_Your goal_
The pictures do not go in the copy. Reproduce the rest of the entries exactly.

_Data to process_
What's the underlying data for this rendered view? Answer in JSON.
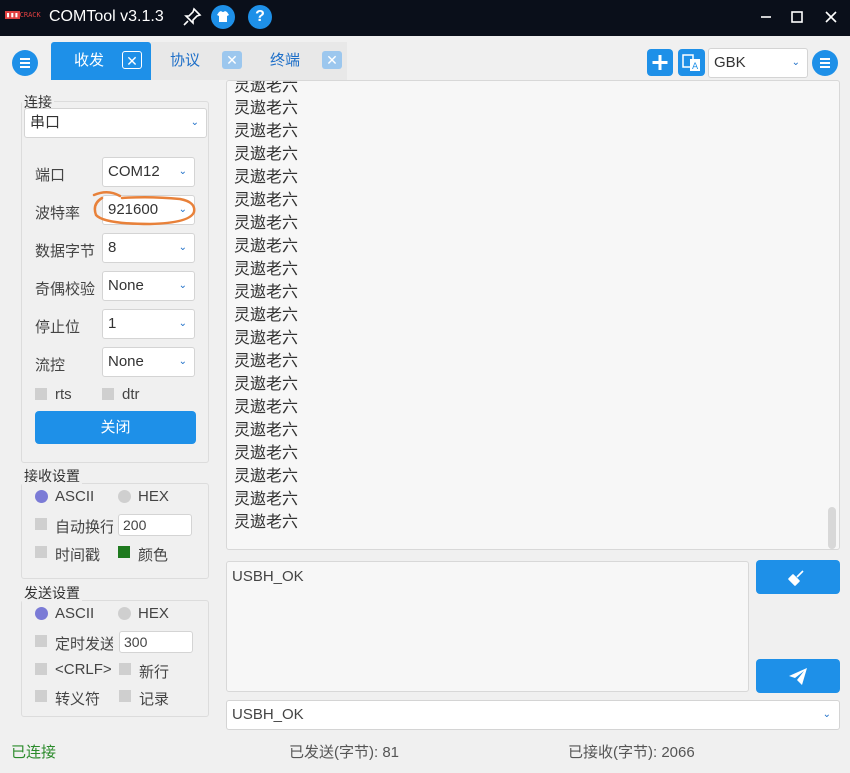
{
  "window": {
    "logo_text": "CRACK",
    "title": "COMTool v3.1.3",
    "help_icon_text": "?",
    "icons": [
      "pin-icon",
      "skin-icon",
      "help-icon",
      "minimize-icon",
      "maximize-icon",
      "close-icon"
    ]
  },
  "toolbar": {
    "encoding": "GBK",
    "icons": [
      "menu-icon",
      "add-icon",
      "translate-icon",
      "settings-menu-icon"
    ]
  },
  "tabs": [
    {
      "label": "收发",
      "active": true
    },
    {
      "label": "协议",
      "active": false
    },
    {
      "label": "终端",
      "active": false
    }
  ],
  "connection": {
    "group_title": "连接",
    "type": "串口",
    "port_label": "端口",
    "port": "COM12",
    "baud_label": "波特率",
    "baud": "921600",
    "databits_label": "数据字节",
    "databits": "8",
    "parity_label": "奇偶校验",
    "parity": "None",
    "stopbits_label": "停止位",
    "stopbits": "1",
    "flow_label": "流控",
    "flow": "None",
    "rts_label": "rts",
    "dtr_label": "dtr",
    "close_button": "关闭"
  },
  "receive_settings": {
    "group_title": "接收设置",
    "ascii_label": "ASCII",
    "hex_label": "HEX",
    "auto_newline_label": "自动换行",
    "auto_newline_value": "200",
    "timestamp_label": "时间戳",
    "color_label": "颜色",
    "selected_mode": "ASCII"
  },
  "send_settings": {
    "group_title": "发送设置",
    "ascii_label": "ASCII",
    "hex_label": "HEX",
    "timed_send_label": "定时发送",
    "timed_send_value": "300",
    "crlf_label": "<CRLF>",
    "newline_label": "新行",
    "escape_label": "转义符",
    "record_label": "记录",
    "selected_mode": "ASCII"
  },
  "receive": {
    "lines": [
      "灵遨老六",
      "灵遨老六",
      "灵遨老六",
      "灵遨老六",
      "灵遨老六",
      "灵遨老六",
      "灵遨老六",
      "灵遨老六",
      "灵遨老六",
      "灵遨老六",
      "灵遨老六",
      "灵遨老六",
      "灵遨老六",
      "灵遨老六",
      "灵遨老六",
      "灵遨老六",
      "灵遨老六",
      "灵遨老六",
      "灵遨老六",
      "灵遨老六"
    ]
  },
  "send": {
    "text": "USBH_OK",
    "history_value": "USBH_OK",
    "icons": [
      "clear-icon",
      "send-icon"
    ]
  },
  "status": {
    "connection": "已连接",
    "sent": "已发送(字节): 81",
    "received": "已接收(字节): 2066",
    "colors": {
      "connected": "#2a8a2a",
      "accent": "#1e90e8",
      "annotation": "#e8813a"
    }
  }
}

_Written response_
What's the underlying data for this rendered view? Answer in JSON.
{
  "window": {
    "logo_text": "CRACK",
    "title": "COMTool v3.1.3",
    "help_icon_text": "?",
    "icons": [
      "pin-icon",
      "skin-icon",
      "help-icon",
      "minimize-icon",
      "maximize-icon",
      "close-icon"
    ]
  },
  "toolbar": {
    "encoding": "GBK",
    "icons": [
      "menu-icon",
      "add-icon",
      "translate-icon",
      "settings-menu-icon"
    ]
  },
  "tabs": [
    {
      "label": "收发",
      "active": true
    },
    {
      "label": "协议",
      "active": false
    },
    {
      "label": "终端",
      "active": false
    }
  ],
  "connection": {
    "group_title": "连接",
    "type": "串口",
    "port_label": "端口",
    "port": "COM12",
    "baud_label": "波特率",
    "baud": "921600",
    "databits_label": "数据字节",
    "databits": "8",
    "parity_label": "奇偶校验",
    "parity": "None",
    "stopbits_label": "停止位",
    "stopbits": "1",
    "flow_label": "流控",
    "flow": "None",
    "rts_label": "rts",
    "dtr_label": "dtr",
    "close_button": "关闭"
  },
  "receive_settings": {
    "group_title": "接收设置",
    "ascii_label": "ASCII",
    "hex_label": "HEX",
    "auto_newline_label": "自动换行",
    "auto_newline_value": "200",
    "timestamp_label": "时间戳",
    "color_label": "颜色",
    "selected_mode": "ASCII"
  },
  "send_settings": {
    "group_title": "发送设置",
    "ascii_label": "ASCII",
    "hex_label": "HEX",
    "timed_send_label": "定时发送",
    "timed_send_value": "300",
    "crlf_label": "<CRLF>",
    "newline_label": "新行",
    "escape_label": "转义符",
    "record_label": "记录",
    "selected_mode": "ASCII"
  },
  "receive": {
    "lines": [
      "灵遨老六",
      "灵遨老六",
      "灵遨老六",
      "灵遨老六",
      "灵遨老六",
      "灵遨老六",
      "灵遨老六",
      "灵遨老六",
      "灵遨老六",
      "灵遨老六",
      "灵遨老六",
      "灵遨老六",
      "灵遨老六",
      "灵遨老六",
      "灵遨老六",
      "灵遨老六",
      "灵遨老六",
      "灵遨老六",
      "灵遨老六",
      "灵遨老六"
    ]
  },
  "send": {
    "text": "USBH_OK",
    "history_value": "USBH_OK",
    "icons": [
      "clear-icon",
      "send-icon"
    ]
  },
  "status": {
    "connection": "已连接",
    "sent": "已发送(字节): 81",
    "received": "已接收(字节): 2066",
    "colors": {
      "connected": "#2a8a2a",
      "accent": "#1e90e8",
      "annotation": "#e8813a"
    }
  }
}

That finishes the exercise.